Some CBD products could be forced off the shelves in the UK after recent lab reports showed them to be “illegal,” the country’s Food Safety Agency (FSA) has said.
Forty-four of 61 products (72%) recently analyzed by Kent Scientific Services (KSS) on behalf of several local authorities, were found to contain presumably higher levels of THC than allowed. KSS reported, for example, that one consumer failed a workplace drug test after taking one of the CBD products.
KSS operates an Official Control Laboratory under the Kent County Council, one of just four public laboratories across England that provide scientific services to local authorities and companies under the Food Safety Act of 1990.

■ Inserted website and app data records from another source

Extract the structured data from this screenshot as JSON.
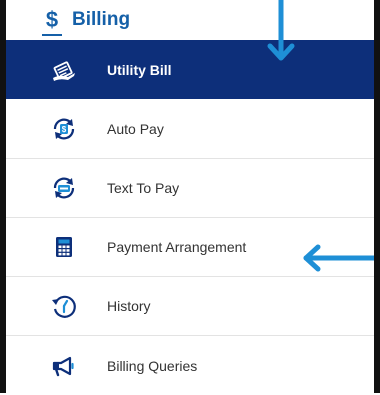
{
  "header": {
    "icon": "dollar-icon",
    "symbol": "$",
    "title": "Billing"
  },
  "menu": {
    "items": [
      {
        "label": "Utility Bill",
        "icon": "bill-icon",
        "active": true
      },
      {
        "label": "Auto Pay",
        "icon": "auto-pay-icon",
        "active": false
      },
      {
        "label": "Text To Pay",
        "icon": "text-to-pay-icon",
        "active": false
      },
      {
        "label": "Payment Arrangement",
        "icon": "calculator-icon",
        "active": false
      },
      {
        "label": "History",
        "icon": "history-icon",
        "active": false
      },
      {
        "label": "Billing Queries",
        "icon": "megaphone-icon",
        "active": false
      }
    ]
  },
  "annotations": {
    "color": "#1e8fd6",
    "arrows": [
      "down",
      "left"
    ]
  },
  "colors": {
    "accent": "#1560a8",
    "active_bg": "#0d2f7a"
  }
}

“We have asked to see the complete set of sampling results so we can work with local authorities to ensure that those CBD products that should not be on sale are removed from shelves,” said Linden Jack, Deputy Director of Food Policy at the FSA, which is currently reviewing 12,000 CBD products as it seeks to clear up an existing gray market and assure consumer safety.
The KSS study looked primarily at CBD taken internally but also included cosmetics and vapes, products not under the purview of the FSA. CBD food products evaluated included gummy bears, cookies and lollipops, cola chunks, marmalade and drinks, according to KSS.

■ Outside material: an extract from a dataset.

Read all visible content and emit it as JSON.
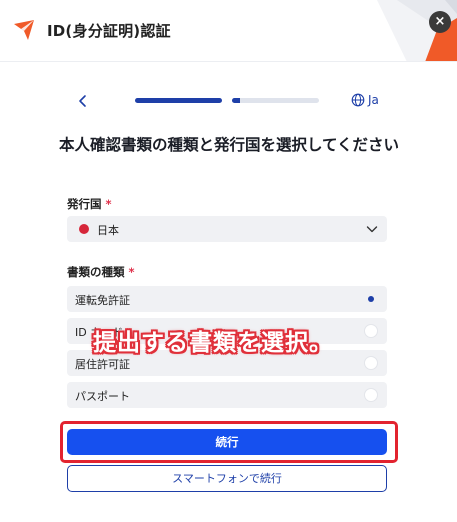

In addition to concerns over THC, the KSS analysis also revealed some products containing “significantly less” CBD – up to 99% in deficiency — than claimed on package labeling while others that were purportedly CBD-free were found to contain the compound.

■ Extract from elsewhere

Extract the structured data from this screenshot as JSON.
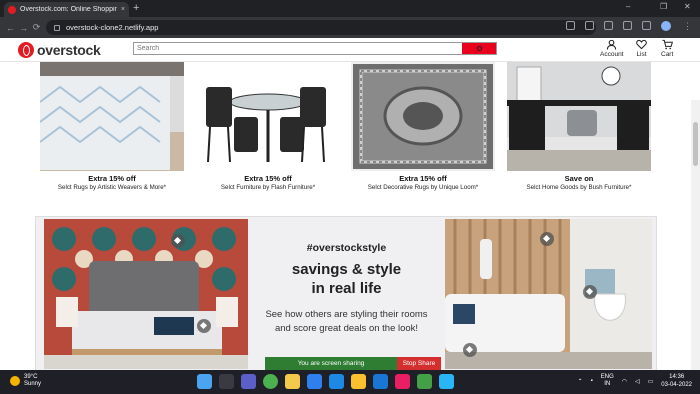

“The issue with this is that people don’t know what they are consuming,” Mark Rolfe of KSS told the BBC.
That the CBD sampled contained THC is not surprising because CBD retains traces of delta-9 THC, found in abundance in marijuana plants but only in very minuscule amounts in industrial hemp.
With the Medicines and Healthcare Products Regulatory Agency (MHRA) having set the acceptable level for THC in food products at the absurdly low level of 1 milligram per pack, no matter the package size – a benchmark stakeholders are seeking to change – it is possible most if not all CBD products currently on the market are “illegal.”
Advocates and stakeholders have said raising the THC barrier is fundamental to establishing an advanced UK CBD market, which was estimated at £690 million ($929 million/€824 million) in 2021
FSA & ‘novel’ food
While KSS did not publicly identify the offending brands or producers, the products presumably met initial requirements of the troubled process in which the FSA is looking at CBD under rules for new or “novel” foods.
Those products have yet to achieve the FSA’s final approval, but producers have been allowed to keep their brands on the market pending further evaluation if they can prove they appeared on retail shelves before February 2020, under the agency’s criteria.
“This survey highlights the importance of the work we are doing to bring this growing industry into compliance,” Jack said.